▸ WHAT IS REQUIRED
Copy out every line of the data that has the word "JSON" somewhere in it.

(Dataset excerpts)
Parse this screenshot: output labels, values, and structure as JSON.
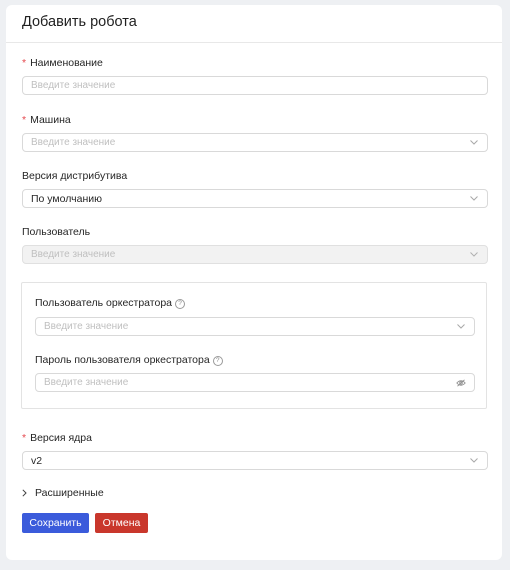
{
  "dialog": {
    "title": "Добавить робота"
  },
  "fields": {
    "name": {
      "label": "Наименование",
      "required_mark": "*",
      "placeholder": "Введите значение"
    },
    "machine": {
      "label": "Машина",
      "required_mark": "*",
      "placeholder": "Введите значение"
    },
    "distro": {
      "label": "Версия дистрибутива",
      "value": "По умолчанию"
    },
    "user": {
      "label": "Пользователь",
      "placeholder": "Введите значение"
    },
    "orch_user": {
      "label": "Пользователь оркестратора",
      "help": "?",
      "placeholder": "Введите значение"
    },
    "orch_password": {
      "label": "Пароль пользователя оркестратора",
      "help": "?",
      "placeholder": "Введите значение"
    },
    "kernel": {
      "label": "Версия ядра",
      "required_mark": "*",
      "value": "v2"
    }
  },
  "advanced": {
    "label": "Расширенные"
  },
  "buttons": {
    "save": "Сохранить",
    "cancel": "Отмена"
  },
  "colors": {
    "primary": "#3b5bdb",
    "danger": "#c9372c",
    "required": "#e5484d"
  }
}
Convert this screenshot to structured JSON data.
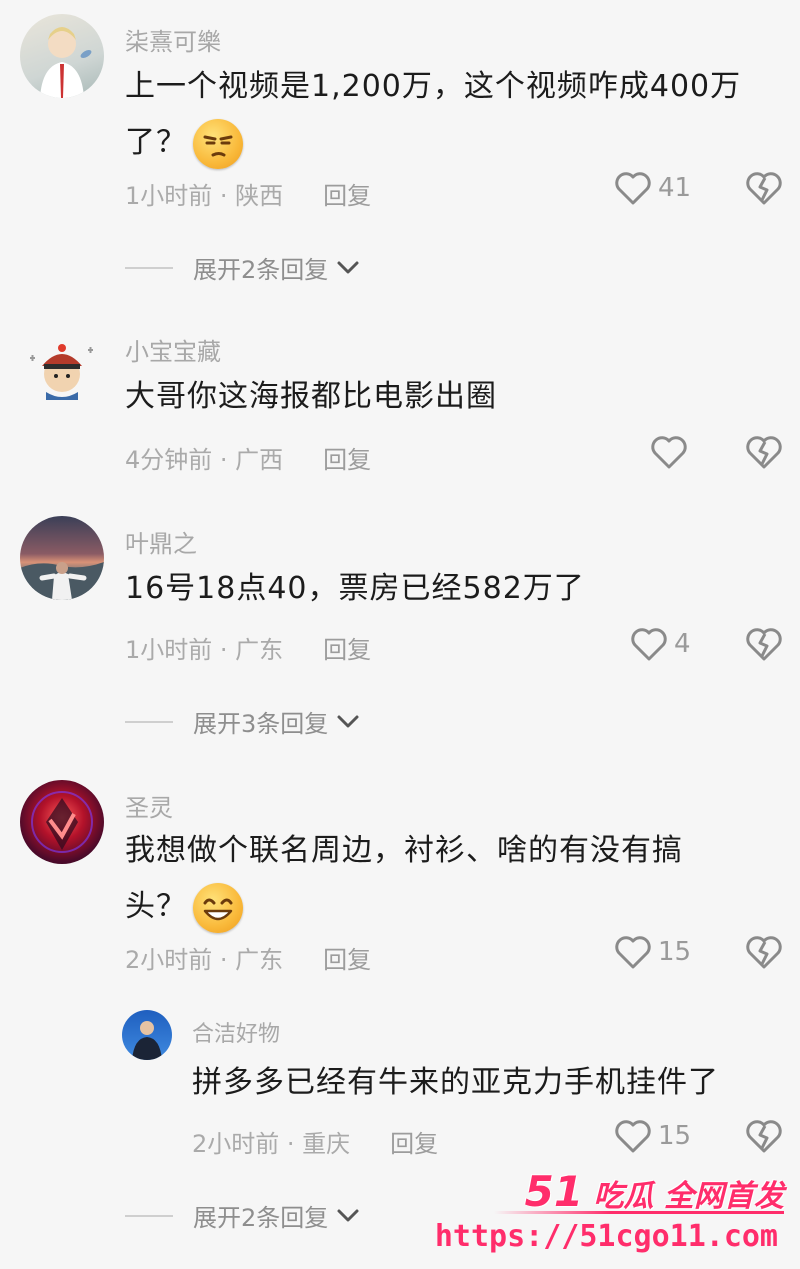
{
  "comments": [
    {
      "username": "柒熹可樂",
      "text_line1": "上一个视频是1,200万，这个视频咋成400万",
      "text_line2": "了？",
      "emoji": "smirk-emoji",
      "time_location": "1小时前 · 陕西",
      "reply_label": "回复",
      "likes": "41",
      "expand_label": "展开2条回复"
    },
    {
      "username": "小宝宝藏",
      "text_line1": "大哥你这海报都比电影出圈",
      "time_location": "4分钟前 · 广西",
      "reply_label": "回复",
      "likes": ""
    },
    {
      "username": "叶鼎之",
      "text_line1": "16号18点40，票房已经582万了",
      "time_location": "1小时前 · 广东",
      "reply_label": "回复",
      "likes": "4",
      "expand_label": "展开3条回复"
    },
    {
      "username": "圣灵",
      "text_line1": "我想做个联名周边，衬衫、啥的有没有搞",
      "text_line2": "头？",
      "emoji": "grin-emoji",
      "time_location": "2小时前 · 广东",
      "reply_label": "回复",
      "likes": "15"
    }
  ],
  "reply": {
    "username": "合洁好物",
    "text_line1": "拼多多已经有牛来的亚克力手机挂件了",
    "time_location": "2小时前 · 重庆",
    "reply_label": "回复",
    "likes": "15",
    "expand_label": "展开2条回复"
  },
  "watermark": {
    "number": "51",
    "slogan": "吃瓜 全网首发",
    "url": "https://51cgo11.com"
  },
  "colors": {
    "background": "#f6f6f6",
    "accent_watermark": "#ff2d6b"
  }
}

▸ REPLY
Parse this screenshot: output labels, values, and structure as JSON.
Convert this screenshot to structured JSON data.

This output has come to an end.